Milk is highly nutritious food which is suitable for both children and adults as an excellent source of energy, protein, vitamins and minerals.
However, due to its rich nutritional composition, it is also ideal for microbial growth. Fresh raw milk is easily deteriorated to become unsuitable for processing and human consumption.
Scientific research has revealed that Lactoperoxidase, a naturally existing enzyme in raw milk, catalyses the chemical reaction of thiocyanate, which is also naturally found in milk, in the presence of hydrogen peroxide.

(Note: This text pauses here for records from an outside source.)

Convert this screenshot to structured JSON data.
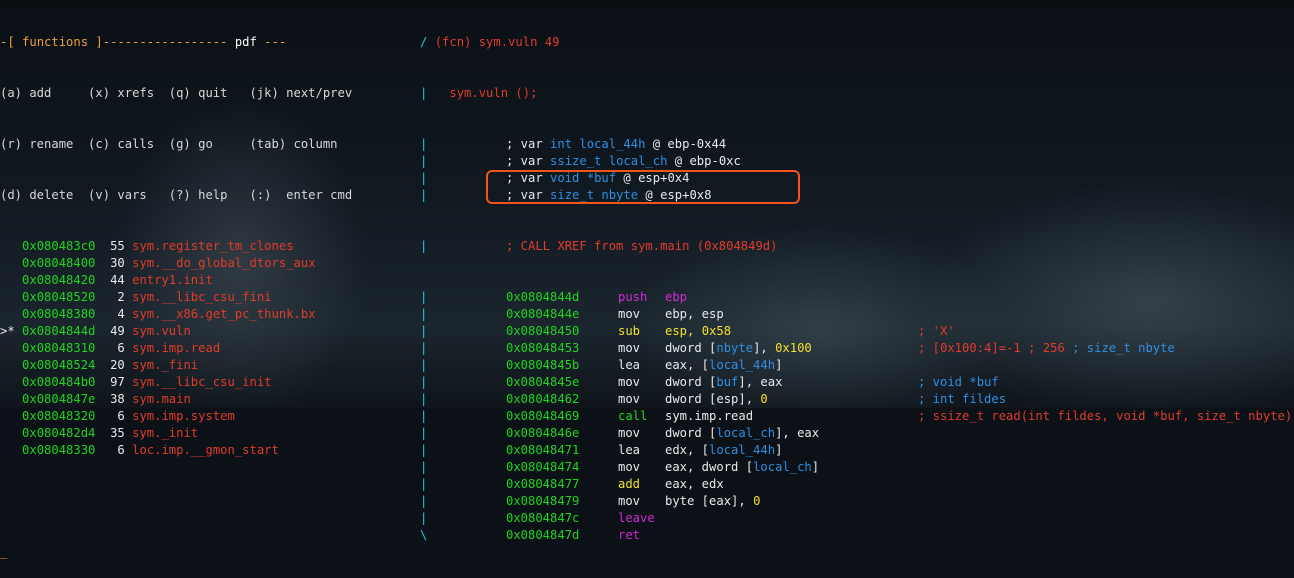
{
  "header": {
    "prefix": "-[ ",
    "title": "functions",
    "dashes": " ]----------------- ",
    "mode": "pdf",
    "suffix": " ---"
  },
  "help": [
    "(a) add     (x) xrefs  (q) quit   (jk) next/prev",
    "(r) rename  (c) calls  (g) go     (tab) column",
    "(d) delete  (v) vars   (?) help   (:)  enter cmd"
  ],
  "functions": [
    {
      "marker": "  ",
      "addr": "0x080483c0",
      "size": "55",
      "name": "sym.register_tm_clones"
    },
    {
      "marker": "  ",
      "addr": "0x08048400",
      "size": "30",
      "name": "sym.__do_global_dtors_aux"
    },
    {
      "marker": "  ",
      "addr": "0x08048420",
      "size": "44",
      "name": "entry1.init"
    },
    {
      "marker": "  ",
      "addr": "0x08048520",
      "size": " 2",
      "name": "sym.__libc_csu_fini"
    },
    {
      "marker": "  ",
      "addr": "0x08048380",
      "size": " 4",
      "name": "sym.__x86.get_pc_thunk.bx"
    },
    {
      "marker": ">*",
      "addr": "0x0804844d",
      "size": "49",
      "name": "sym.vuln"
    },
    {
      "marker": "  ",
      "addr": "0x08048310",
      "size": " 6",
      "name": "sym.imp.read"
    },
    {
      "marker": "  ",
      "addr": "0x08048524",
      "size": "20",
      "name": "sym._fini"
    },
    {
      "marker": "  ",
      "addr": "0x080484b0",
      "size": "97",
      "name": "sym.__libc_csu_init"
    },
    {
      "marker": "  ",
      "addr": "0x0804847e",
      "size": "38",
      "name": "sym.main"
    },
    {
      "marker": "  ",
      "addr": "0x08048320",
      "size": " 6",
      "name": "sym.imp.system"
    },
    {
      "marker": "  ",
      "addr": "0x080482d4",
      "size": "35",
      "name": "sym._init"
    },
    {
      "marker": "  ",
      "addr": "0x08048330",
      "size": " 6",
      "name": "loc.imp.__gmon_start"
    }
  ],
  "cursor": "_",
  "disasm": {
    "func_header": {
      "slash": "/ ",
      "sig": "(fcn) sym.vuln 49"
    },
    "func_proto": "sym.vuln ();",
    "vars": [
      {
        "prefix": "; var ",
        "type": "int",
        "name": "local_44h",
        "at": " @ ebp-0x44"
      },
      {
        "prefix": "; var ",
        "type": "ssize_t",
        "name": "local_ch",
        "at": " @ ebp-0xc"
      },
      {
        "prefix": "; var ",
        "type": "void",
        "name": "*buf",
        "at": " @ esp+0x4"
      },
      {
        "prefix": "; var ",
        "type": "size_t",
        "name": "nbyte",
        "at": " @ esp+0x8"
      }
    ],
    "xref": "; CALL XREF from sym.main (0x804849d)",
    "instructions": [
      {
        "addr": "0x0804844d",
        "mn": "push",
        "op": [
          [
            "ebp",
            "magenta"
          ]
        ],
        "cm": [],
        "mnc": "magenta"
      },
      {
        "addr": "0x0804844e",
        "mn": "mov",
        "op": [
          [
            "ebp, esp",
            "white"
          ]
        ],
        "cm": [],
        "mnc": "white"
      },
      {
        "addr": "0x08048450",
        "mn": "sub",
        "op": [
          [
            "esp, ",
            "yellow"
          ],
          [
            "0x58",
            "yellow"
          ]
        ],
        "cm": [
          [
            "; 'X'",
            "red"
          ]
        ],
        "mnc": "yellow"
      },
      {
        "addr": "0x08048453",
        "mn": "mov",
        "op": [
          [
            "dword [",
            "white"
          ],
          [
            "nbyte",
            "blue"
          ],
          [
            "], ",
            "white"
          ],
          [
            "0x100",
            "yellow"
          ]
        ],
        "cm": [
          [
            "; [0x100:4]=-1 ; 256 ",
            "red"
          ],
          [
            "; size_t nbyte",
            "blue"
          ]
        ],
        "mnc": "white"
      },
      {
        "addr": "0x0804845b",
        "mn": "lea",
        "op": [
          [
            "eax, [",
            "white"
          ],
          [
            "local_44h",
            "blue"
          ],
          [
            "]",
            "white"
          ]
        ],
        "cm": [],
        "mnc": "white"
      },
      {
        "addr": "0x0804845e",
        "mn": "mov",
        "op": [
          [
            "dword [",
            "white"
          ],
          [
            "buf",
            "blue"
          ],
          [
            "], eax",
            "white"
          ]
        ],
        "cm": [
          [
            "; void *buf",
            "blue"
          ]
        ],
        "mnc": "white"
      },
      {
        "addr": "0x08048462",
        "mn": "mov",
        "op": [
          [
            "dword [esp], ",
            "white"
          ],
          [
            "0",
            "yellow"
          ]
        ],
        "cm": [
          [
            "; int fildes",
            "blue"
          ]
        ],
        "mnc": "white"
      },
      {
        "addr": "0x08048469",
        "mn": "call",
        "op": [
          [
            "sym.imp.read",
            "white"
          ]
        ],
        "cm": [
          [
            "; ssize_t read(int fildes, void *buf, size_t nbyte)",
            "red"
          ]
        ],
        "mnc": "green"
      },
      {
        "addr": "0x0804846e",
        "mn": "mov",
        "op": [
          [
            "dword [",
            "white"
          ],
          [
            "local_ch",
            "blue"
          ],
          [
            "], eax",
            "white"
          ]
        ],
        "cm": [],
        "mnc": "white"
      },
      {
        "addr": "0x08048471",
        "mn": "lea",
        "op": [
          [
            "edx, [",
            "white"
          ],
          [
            "local_44h",
            "blue"
          ],
          [
            "]",
            "white"
          ]
        ],
        "cm": [],
        "mnc": "white"
      },
      {
        "addr": "0x08048474",
        "mn": "mov",
        "op": [
          [
            "eax, dword [",
            "white"
          ],
          [
            "local_ch",
            "blue"
          ],
          [
            "]",
            "white"
          ]
        ],
        "cm": [],
        "mnc": "white"
      },
      {
        "addr": "0x08048477",
        "mn": "add",
        "op": [
          [
            "eax, edx",
            "white"
          ]
        ],
        "cm": [],
        "mnc": "yellow"
      },
      {
        "addr": "0x08048479",
        "mn": "mov",
        "op": [
          [
            "byte [eax], ",
            "white"
          ],
          [
            "0",
            "yellow"
          ]
        ],
        "cm": [],
        "mnc": "white"
      },
      {
        "addr": "0x0804847c",
        "mn": "leave",
        "op": [],
        "cm": [],
        "mnc": "magenta"
      },
      {
        "addr": "0x0804847d",
        "mn": "ret",
        "op": [],
        "cm": [],
        "mnc": "magenta"
      }
    ]
  },
  "colors": {
    "address": "#1fd41f",
    "function_name": "#e03b2b",
    "pipe": "#2bc3e0",
    "highlight_box": "#f2541b"
  }
}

The resulting compound has a bacteriostatic effect on most bacteria and even a bactericidal effect on some bacteria e.g. Escherichia coli.
This naturally occurring antibacterial system against external infectious agents catalysed by the lactoperoxidase is called Lactoperoxidase system (LP-s) and can be found in other body fluids such as tears, saliva and gastric juice. (See FAQ for details)
More than 30 years ago, a group of Swedish scientists began to investigate this natural antibacterial system and its role in raw milk preservation. There are three components required for the activation of the LP-s; the enzyme lactoperoxidase which is abundant in raw milk; thiocyanate and hydrogen peroxide which are naturally present only at low concentrations. By adding an appropriate amount of thiocyanate and hydrogen peroxide, the LP-s can be reactivated in raw milk to inhibit bacterial growth. The result is that raw milk can be kept for 7-8 hours under ambient temperature in tropical countries (30 degree Celsius) without spoiling/going sour.

Why is LP-s important?

In natural circumstances, milk is consumed mainly by suckling infants whose immune system is undeveloped and consequently are highly susceptible to infectious agents. in these situations, LP-s protects the stomach and intestine of suckling infants against bacterial infections.
However, the LP-s loses its effect in raw milk within 2 hours after being drawn from the udder. Growth of microorganisms then begins. A safe and effective system of raw milk preservation is therefore required by the dairy sector. Preservation should not adversely affect the nutritional characteristics of raw milk. Refrigeration is currently recognised as the preferred milk preservation method.
However, as many developing countries often cannot afford to provide reliable refrigeration due to limited infrastructure, they cannot supply sufficient fresh milk for drinking and as raw material for dairy products.
The LP-s addresses this limitation. The application of LP-s for raw milk preservation basically requires no complicated techniques, energy consuming facilities or heavy equipment.
All that is needed is pre-packed activators, namely, thiocyanateand a source of hydrogen peroxide (sodium percarbonate is commonly used). The cost of activators is extremely low. (less than 1 US$ cent per litre of milk treated) The LP-s application is therefore ideal for developing countries and enables dairy producers in remote areas to transport their raw milk to urban markets and milk processing units. This will result in increased income for producers and at the same time, increased safety, quality and quantity of milk available for consumers. (See FAQ for more information)

Is LP-s safe?

Although the LP-s was discovered more than 30 years ago, the safety of the system has been carefully and rigorously examined.
In 1991, following more than 15 years of thorough field experiments on toxicity carried out by experts, the Codex Alimentarius Commission, the international authority on food standards, approved the LP-s as a safe and effective method for raw milk preservation when used according to their Guideline (Refer to FAQ for more detailed information)
The LP-s is therefore globally approved as safe for application in raw milk preservation.

Lactoperoxidase:


Benefits and Potential Risks of the Lactoperoxidase system of Raw Milk Preservation (click to browse)